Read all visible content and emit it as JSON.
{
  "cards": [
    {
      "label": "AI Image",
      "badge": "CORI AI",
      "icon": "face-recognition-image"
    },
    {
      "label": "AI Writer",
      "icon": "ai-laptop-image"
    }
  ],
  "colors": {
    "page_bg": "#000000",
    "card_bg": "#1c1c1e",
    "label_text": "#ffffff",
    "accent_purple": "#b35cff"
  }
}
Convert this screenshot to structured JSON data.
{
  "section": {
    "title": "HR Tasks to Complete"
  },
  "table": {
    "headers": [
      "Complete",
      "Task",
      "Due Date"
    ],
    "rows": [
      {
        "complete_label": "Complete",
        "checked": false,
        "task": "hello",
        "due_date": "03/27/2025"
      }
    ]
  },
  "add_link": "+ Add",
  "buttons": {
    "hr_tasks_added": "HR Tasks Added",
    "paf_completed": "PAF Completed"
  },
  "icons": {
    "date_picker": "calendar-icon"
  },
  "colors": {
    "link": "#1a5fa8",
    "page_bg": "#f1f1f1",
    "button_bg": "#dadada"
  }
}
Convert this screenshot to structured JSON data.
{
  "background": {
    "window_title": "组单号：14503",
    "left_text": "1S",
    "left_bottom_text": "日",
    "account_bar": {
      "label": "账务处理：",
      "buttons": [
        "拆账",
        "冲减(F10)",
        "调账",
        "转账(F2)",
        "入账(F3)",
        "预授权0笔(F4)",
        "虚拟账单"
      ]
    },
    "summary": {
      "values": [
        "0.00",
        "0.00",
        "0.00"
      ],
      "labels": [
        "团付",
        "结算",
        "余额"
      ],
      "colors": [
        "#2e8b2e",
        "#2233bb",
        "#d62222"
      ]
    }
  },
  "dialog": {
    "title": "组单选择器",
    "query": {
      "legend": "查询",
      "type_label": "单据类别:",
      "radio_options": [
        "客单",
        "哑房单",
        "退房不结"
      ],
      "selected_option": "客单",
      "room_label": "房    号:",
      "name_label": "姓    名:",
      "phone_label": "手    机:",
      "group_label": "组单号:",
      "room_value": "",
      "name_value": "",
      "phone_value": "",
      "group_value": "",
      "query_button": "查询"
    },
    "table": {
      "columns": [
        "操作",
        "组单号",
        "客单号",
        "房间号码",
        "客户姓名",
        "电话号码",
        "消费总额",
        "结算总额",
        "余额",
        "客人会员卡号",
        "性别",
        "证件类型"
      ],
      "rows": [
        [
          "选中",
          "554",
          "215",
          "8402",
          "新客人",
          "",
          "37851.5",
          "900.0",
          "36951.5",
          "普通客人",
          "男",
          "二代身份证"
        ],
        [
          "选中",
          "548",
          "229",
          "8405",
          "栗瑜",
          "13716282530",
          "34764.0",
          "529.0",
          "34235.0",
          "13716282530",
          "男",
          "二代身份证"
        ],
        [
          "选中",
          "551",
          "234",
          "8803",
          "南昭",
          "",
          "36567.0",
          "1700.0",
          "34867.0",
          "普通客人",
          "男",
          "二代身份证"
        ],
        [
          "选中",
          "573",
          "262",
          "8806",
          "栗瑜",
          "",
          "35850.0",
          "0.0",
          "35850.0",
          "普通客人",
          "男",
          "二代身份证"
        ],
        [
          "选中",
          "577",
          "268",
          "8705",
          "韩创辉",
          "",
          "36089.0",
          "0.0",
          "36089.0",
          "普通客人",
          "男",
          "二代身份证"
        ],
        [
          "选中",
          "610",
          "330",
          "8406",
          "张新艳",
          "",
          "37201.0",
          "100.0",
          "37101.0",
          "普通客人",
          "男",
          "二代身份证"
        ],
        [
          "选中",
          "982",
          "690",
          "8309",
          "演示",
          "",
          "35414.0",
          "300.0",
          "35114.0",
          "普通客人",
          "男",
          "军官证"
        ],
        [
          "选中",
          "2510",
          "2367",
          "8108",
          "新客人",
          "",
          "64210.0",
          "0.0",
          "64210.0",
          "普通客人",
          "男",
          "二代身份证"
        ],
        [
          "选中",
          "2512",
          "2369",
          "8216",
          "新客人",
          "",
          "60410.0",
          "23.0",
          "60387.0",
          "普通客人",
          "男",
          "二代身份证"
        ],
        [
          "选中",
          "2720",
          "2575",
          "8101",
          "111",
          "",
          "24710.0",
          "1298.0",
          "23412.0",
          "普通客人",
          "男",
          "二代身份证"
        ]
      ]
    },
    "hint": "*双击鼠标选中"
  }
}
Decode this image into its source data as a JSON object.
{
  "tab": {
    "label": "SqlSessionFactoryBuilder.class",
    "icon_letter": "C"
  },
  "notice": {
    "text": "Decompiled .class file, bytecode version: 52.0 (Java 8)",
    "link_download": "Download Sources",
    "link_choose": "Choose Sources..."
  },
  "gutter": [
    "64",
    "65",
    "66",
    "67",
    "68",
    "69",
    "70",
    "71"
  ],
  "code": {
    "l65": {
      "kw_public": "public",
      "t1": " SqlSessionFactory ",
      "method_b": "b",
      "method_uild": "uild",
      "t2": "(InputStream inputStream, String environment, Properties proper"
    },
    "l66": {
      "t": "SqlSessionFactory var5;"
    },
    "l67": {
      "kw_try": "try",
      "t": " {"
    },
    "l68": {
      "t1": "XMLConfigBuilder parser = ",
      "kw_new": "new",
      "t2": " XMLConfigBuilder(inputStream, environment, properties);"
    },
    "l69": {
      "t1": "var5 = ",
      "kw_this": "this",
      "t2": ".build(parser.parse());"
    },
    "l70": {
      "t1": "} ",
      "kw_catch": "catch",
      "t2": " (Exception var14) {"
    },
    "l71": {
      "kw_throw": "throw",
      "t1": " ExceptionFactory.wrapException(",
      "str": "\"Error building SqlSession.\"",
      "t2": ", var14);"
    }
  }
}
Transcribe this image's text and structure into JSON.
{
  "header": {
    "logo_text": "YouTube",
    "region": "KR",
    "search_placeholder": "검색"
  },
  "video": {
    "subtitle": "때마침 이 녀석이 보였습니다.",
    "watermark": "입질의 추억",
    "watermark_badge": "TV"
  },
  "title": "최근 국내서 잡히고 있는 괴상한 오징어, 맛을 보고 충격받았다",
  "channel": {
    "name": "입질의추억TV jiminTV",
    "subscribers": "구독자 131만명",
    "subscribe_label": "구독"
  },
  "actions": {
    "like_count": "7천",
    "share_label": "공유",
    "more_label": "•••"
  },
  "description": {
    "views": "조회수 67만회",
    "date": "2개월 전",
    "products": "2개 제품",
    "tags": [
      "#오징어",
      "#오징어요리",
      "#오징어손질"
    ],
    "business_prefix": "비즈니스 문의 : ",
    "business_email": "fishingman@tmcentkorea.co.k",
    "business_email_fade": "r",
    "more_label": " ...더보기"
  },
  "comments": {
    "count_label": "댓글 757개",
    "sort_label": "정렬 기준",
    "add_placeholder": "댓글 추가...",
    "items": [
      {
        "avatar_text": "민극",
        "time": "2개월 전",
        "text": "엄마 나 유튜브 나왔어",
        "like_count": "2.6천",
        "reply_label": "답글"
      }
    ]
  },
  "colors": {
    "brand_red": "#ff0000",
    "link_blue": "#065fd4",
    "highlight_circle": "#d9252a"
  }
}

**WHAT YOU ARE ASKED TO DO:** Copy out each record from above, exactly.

**EXERCISE RESPONSE:**
Read all visible content and emit it as JSON.
{
  "cards": [
    {
      "label": "AI Image",
      "badge": "CORI AI",
      "icon": "face-recognition-image"
    },
    {
      "label": "AI Writer",
      "icon": "ai-laptop-image"
    }
  ],
  "colors": {
    "page_bg": "#000000",
    "card_bg": "#1c1c1e",
    "label_text": "#ffffff",
    "accent_purple": "#b35cff"
  }
}
Convert this screenshot to structured JSON data.
{
  "section": {
    "title": "HR Tasks to Complete"
  },
  "table": {
    "headers": [
      "Complete",
      "Task",
      "Due Date"
    ],
    "rows": [
      {
        "complete_label": "Complete",
        "checked": false,
        "task": "hello",
        "due_date": "03/27/2025"
      }
    ]
  },
  "add_link": "+ Add",
  "buttons": {
    "hr_tasks_added": "HR Tasks Added",
    "paf_completed": "PAF Completed"
  },
  "icons": {
    "date_picker": "calendar-icon"
  },
  "colors": {
    "link": "#1a5fa8",
    "page_bg": "#f1f1f1",
    "button_bg": "#dadada"
  }
}
Convert this screenshot to structured JSON data.
{
  "background": {
    "window_title": "组单号：14503",
    "left_text": "1S",
    "left_bottom_text": "日",
    "account_bar": {
      "label": "账务处理：",
      "buttons": [
        "拆账",
        "冲减(F10)",
        "调账",
        "转账(F2)",
        "入账(F3)",
        "预授权0笔(F4)",
        "虚拟账单"
      ]
    },
    "summary": {
      "values": [
        "0.00",
        "0.00",
        "0.00"
      ],
      "labels": [
        "团付",
        "结算",
        "余额"
      ],
      "colors": [
        "#2e8b2e",
        "#2233bb",
        "#d62222"
      ]
    }
  },
  "dialog": {
    "title": "组单选择器",
    "query": {
      "legend": "查询",
      "type_label": "单据类别:",
      "radio_options": [
        "客单",
        "哑房单",
        "退房不结"
      ],
      "selected_option": "客单",
      "room_label": "房    号:",
      "name_label": "姓    名:",
      "phone_label": "手    机:",
      "group_label": "组单号:",
      "room_value": "",
      "name_value": "",
      "phone_value": "",
      "group_value": "",
      "query_button": "查询"
    },
    "table": {
      "columns": [
        "操作",
        "组单号",
        "客单号",
        "房间号码",
        "客户姓名",
        "电话号码",
        "消费总额",
        "结算总额",
        "余额",
        "客人会员卡号",
        "性别",
        "证件类型"
      ],
      "rows": [
        [
          "选中",
          "554",
          "215",
          "8402",
          "新客人",
          "",
          "37851.5",
          "900.0",
          "36951.5",
          "普通客人",
          "男",
          "二代身份证"
        ],
        [
          "选中",
          "548",
          "229",
          "8405",
          "栗瑜",
          "13716282530",
          "34764.0",
          "529.0",
          "34235.0",
          "13716282530",
          "男",
          "二代身份证"
        ],
        [
          "选中",
          "551",
          "234",
          "8803",
          "南昭",
          "",
          "36567.0",
          "1700.0",
          "34867.0",
          "普通客人",
          "男",
          "二代身份证"
        ],
        [
          "选中",
          "573",
          "262",
          "8806",
          "栗瑜",
          "",
          "35850.0",
          "0.0",
          "35850.0",
          "普通客人",
          "男",
          "二代身份证"
        ],
        [
          "选中",
          "577",
          "268",
          "8705",
          "韩创辉",
          "",
          "36089.0",
          "0.0",
          "36089.0",
          "普通客人",
          "男",
          "二代身份证"
        ],
        [
          "选中",
          "610",
          "330",
          "8406",
          "张新艳",
          "",
          "37201.0",
          "100.0",
          "37101.0",
          "普通客人",
          "男",
          "二代身份证"
        ],
        [
          "选中",
          "982",
          "690",
          "8309",
          "演示",
          "",
          "35414.0",
          "300.0",
          "35114.0",
          "普通客人",
          "男",
          "军官证"
        ],
        [
          "选中",
          "2510",
          "2367",
          "8108",
          "新客人",
          "",
          "64210.0",
          "0.0",
          "64210.0",
          "普通客人",
          "男",
          "二代身份证"
        ],
        [
          "选中",
          "2512",
          "2369",
          "8216",
          "新客人",
          "",
          "60410.0",
          "23.0",
          "60387.0",
          "普通客人",
          "男",
          "二代身份证"
        ],
        [
          "选中",
          "2720",
          "2575",
          "8101",
          "111",
          "",
          "24710.0",
          "1298.0",
          "23412.0",
          "普通客人",
          "男",
          "二代身份证"
        ]
      ]
    },
    "hint": "*双击鼠标选中"
  }
}
Decode this image into its source data as a JSON object.
{
  "tab": {
    "label": "SqlSessionFactoryBuilder.class",
    "icon_letter": "C"
  },
  "notice": {
    "text": "Decompiled .class file, bytecode version: 52.0 (Java 8)",
    "link_download": "Download Sources",
    "link_choose": "Choose Sources..."
  },
  "gutter": [
    "64",
    "65",
    "66",
    "67",
    "68",
    "69",
    "70",
    "71"
  ],
  "code": {
    "l65": {
      "kw_public": "public",
      "t1": " SqlSessionFactory ",
      "method_b": "b",
      "method_uild": "uild",
      "t2": "(InputStream inputStream, String environment, Properties proper"
    },
    "l66": {
      "t": "SqlSessionFactory var5;"
    },
    "l67": {
      "kw_try": "try",
      "t": " {"
    },
    "l68": {
      "t1": "XMLConfigBuilder parser = ",
      "kw_new": "new",
      "t2": " XMLConfigBuilder(inputStream, environment, properties);"
    },
    "l69": {
      "t1": "var5 = ",
      "kw_this": "this",
      "t2": ".build(parser.parse());"
    },
    "l70": {
      "t1": "} ",
      "kw_catch": "catch",
      "t2": " (Exception var14) {"
    },
    "l71": {
      "kw_throw": "throw",
      "t1": " ExceptionFactory.wrapException(",
      "str": "\"Error building SqlSession.\"",
      "t2": ", var14);"
    }
  }
}
Transcribe this image's text and structure into JSON.
{
  "header": {
    "logo_text": "YouTube",
    "region": "KR",
    "search_placeholder": "검색"
  },
  "video": {
    "subtitle": "때마침 이 녀석이 보였습니다.",
    "watermark": "입질의 추억",
    "watermark_badge": "TV"
  },
  "title": "최근 국내서 잡히고 있는 괴상한 오징어, 맛을 보고 충격받았다",
  "channel": {
    "name": "입질의추억TV jiminTV",
    "subscribers": "구독자 131만명",
    "subscribe_label": "구독"
  },
  "actions": {
    "like_count": "7천",
    "share_label": "공유",
    "more_label": "•••"
  },
  "description": {
    "views": "조회수 67만회",
    "date": "2개월 전",
    "products": "2개 제품",
    "tags": [
      "#오징어",
      "#오징어요리",
      "#오징어손질"
    ],
    "business_prefix": "비즈니스 문의 : ",
    "business_email": "fishingman@tmcentkorea.co.k",
    "business_email_fade": "r",
    "more_label": " ...더보기"
  },
  "comments": {
    "count_label": "댓글 757개",
    "sort_label": "정렬 기준",
    "add_placeholder": "댓글 추가...",
    "items": [
      {
        "avatar_text": "민극",
        "time": "2개월 전",
        "text": "엄마 나 유튜브 나왔어",
        "like_count": "2.6천",
        "reply_label": "답글"
      }
    ]
  },
  "colors": {
    "brand_red": "#ff0000",
    "link_blue": "#065fd4",
    "highlight_circle": "#d9252a"
  }
}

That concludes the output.